--- The task ---
Please repeat exactly the lines from the one containing "Output a JSON" through the last line of the records, both included, and nothing else, leaving out any pictures.

-------------------------

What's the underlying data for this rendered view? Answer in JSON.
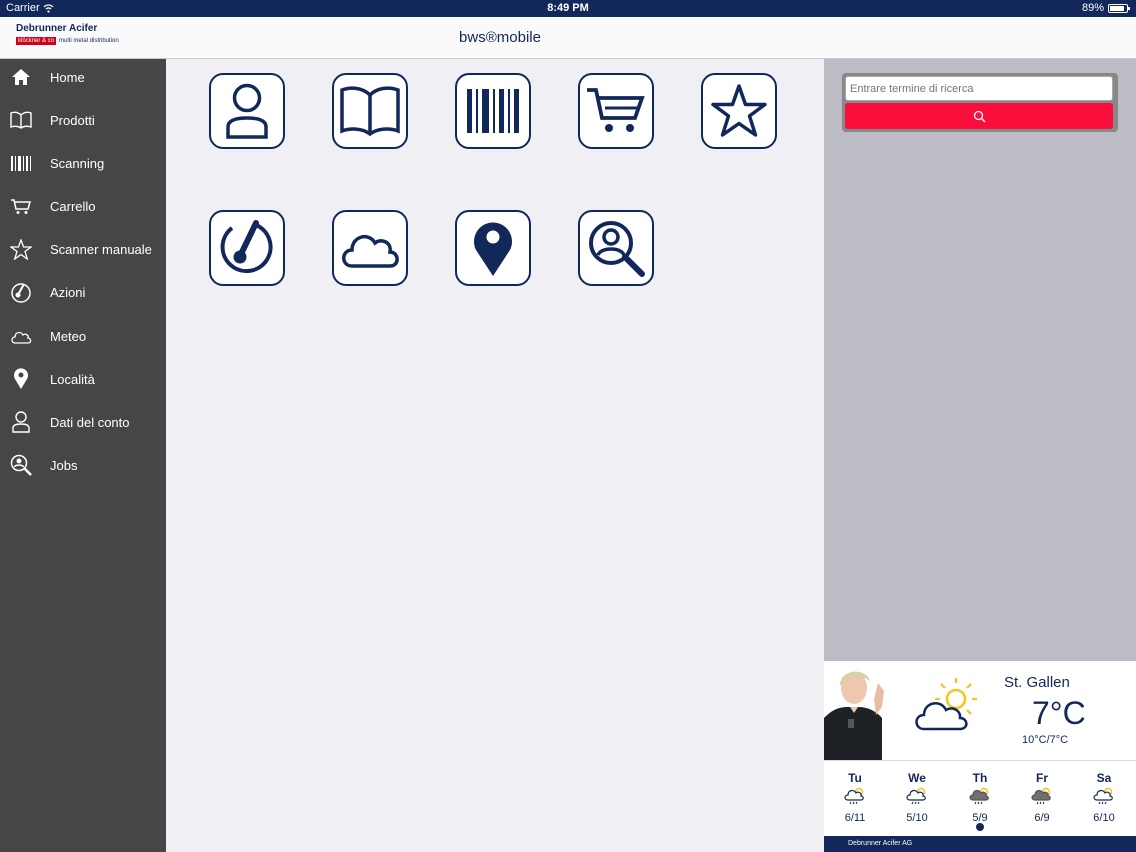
{
  "status_bar": {
    "carrier": "Carrier",
    "time": "8:49 PM",
    "battery": "89%",
    "battery_level": 0.89
  },
  "header": {
    "brand_name": "Debrunner Acifer",
    "brand_logo": "klöckner & co",
    "brand_tagline": "multi metal distribution",
    "title": "bws®mobile"
  },
  "sidebar": {
    "items": [
      {
        "label": "Home",
        "icon": "home-icon"
      },
      {
        "label": "Prodotti",
        "icon": "book-icon"
      },
      {
        "label": "Scanning",
        "icon": "barcode-icon"
      },
      {
        "label": "Carrello",
        "icon": "cart-icon"
      },
      {
        "label": "Scanner manuale",
        "icon": "star-icon"
      },
      {
        "label": "Azioni",
        "icon": "gauge-icon"
      },
      {
        "label": "Meteo",
        "icon": "cloud-icon"
      },
      {
        "label": "Località",
        "icon": "location-pin-icon"
      },
      {
        "label": "Dati del conto",
        "icon": "user-icon"
      },
      {
        "label": "Jobs",
        "icon": "magnifier-user-icon"
      }
    ]
  },
  "tiles": [
    "user-icon",
    "book-icon",
    "barcode-icon",
    "cart-icon",
    "star-icon",
    "gauge-icon",
    "cloud-icon",
    "location-pin-icon",
    "magnifier-user-icon"
  ],
  "search": {
    "placeholder": "Entrare termine di ricerca",
    "button_icon": "search-icon"
  },
  "weather": {
    "city": "St. Gallen",
    "temperature": "7°C",
    "range": "10°C/7°C",
    "forecast": [
      {
        "day": "Tu",
        "range": "6/11"
      },
      {
        "day": "We",
        "range": "5/10"
      },
      {
        "day": "Th",
        "range": "5/9"
      },
      {
        "day": "Fr",
        "range": "6/9"
      },
      {
        "day": "Sa",
        "range": "6/10"
      }
    ],
    "footer": "Debrunner Acifer AG"
  },
  "colors": {
    "navy": "#12275a",
    "sidebar": "#464646",
    "search_button": "#fb0d3c"
  }
}
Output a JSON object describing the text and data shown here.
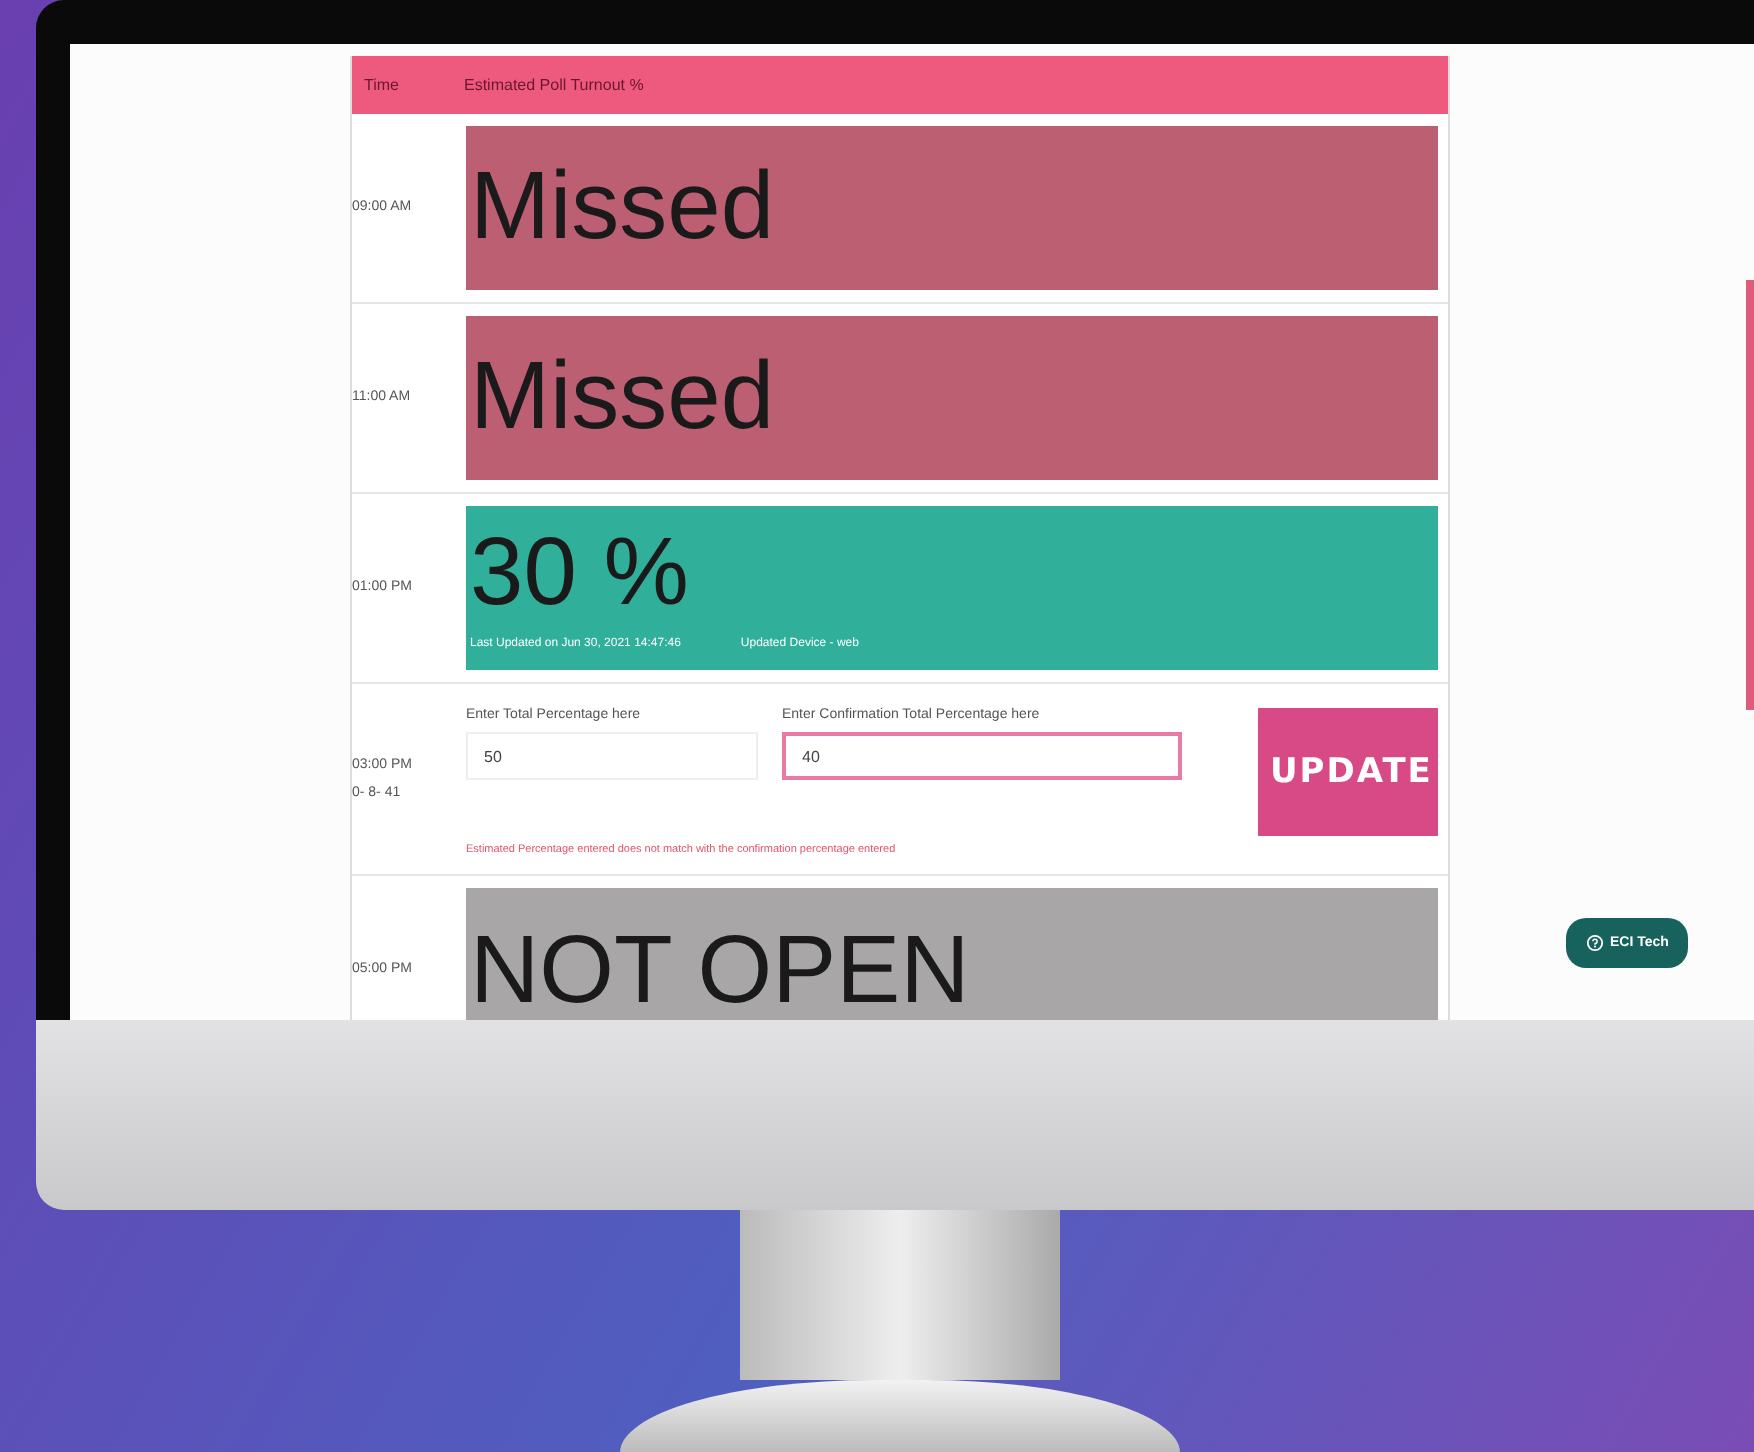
{
  "table": {
    "columns": [
      "Time",
      "Estimated Poll Turnout %"
    ],
    "rows": [
      {
        "time": [
          "09:00 AM"
        ],
        "kind": "missed",
        "value": "Missed"
      },
      {
        "time": [
          "11:00 AM"
        ],
        "kind": "missed",
        "value": "Missed"
      },
      {
        "time": [
          "01:00 PM"
        ],
        "kind": "reported",
        "value": "30 %",
        "updated": "Last Updated on Jun 30, 2021 14:47:46",
        "device": "Updated Device - web"
      },
      {
        "time": [
          "03:00 PM",
          "0- 8- 41"
        ],
        "kind": "form",
        "total_label": "Enter Total Percentage here",
        "total_value": "50",
        "confirm_label": "Enter Confirmation Total Percentage here",
        "confirm_value": "40",
        "error": "Estimated Percentage entered does not match with the confirmation percentage entered",
        "button": "UPDATE"
      },
      {
        "time": [
          "05:00 PM"
        ],
        "kind": "not_open",
        "value": "NOT OPEN"
      }
    ]
  },
  "help_button": "ECI Tech"
}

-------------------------

--- Answer for this exercise ---
Output a JSON object describing the text and data shown here.
{
  "table": {
    "columns": [
      "Time",
      "Estimated Poll Turnout %"
    ],
    "rows": [
      {
        "time": [
          "09:00 AM"
        ],
        "kind": "missed",
        "value": "Missed"
      },
      {
        "time": [
          "11:00 AM"
        ],
        "kind": "missed",
        "value": "Missed"
      },
      {
        "time": [
          "01:00 PM"
        ],
        "kind": "reported",
        "value": "30 %",
        "updated": "Last Updated on Jun 30, 2021 14:47:46",
        "device": "Updated Device - web"
      },
      {
        "time": [
          "03:00 PM",
          "0- 8- 41"
        ],
        "kind": "form",
        "total_label": "Enter Total Percentage here",
        "total_value": "50",
        "confirm_label": "Enter Confirmation Total Percentage here",
        "confirm_value": "40",
        "error": "Estimated Percentage entered does not match with the confirmation percentage entered",
        "button": "UPDATE"
      },
      {
        "time": [
          "05:00 PM"
        ],
        "kind": "not_open",
        "value": "NOT OPEN"
      }
    ]
  },
  "help_button": "ECI Tech"
}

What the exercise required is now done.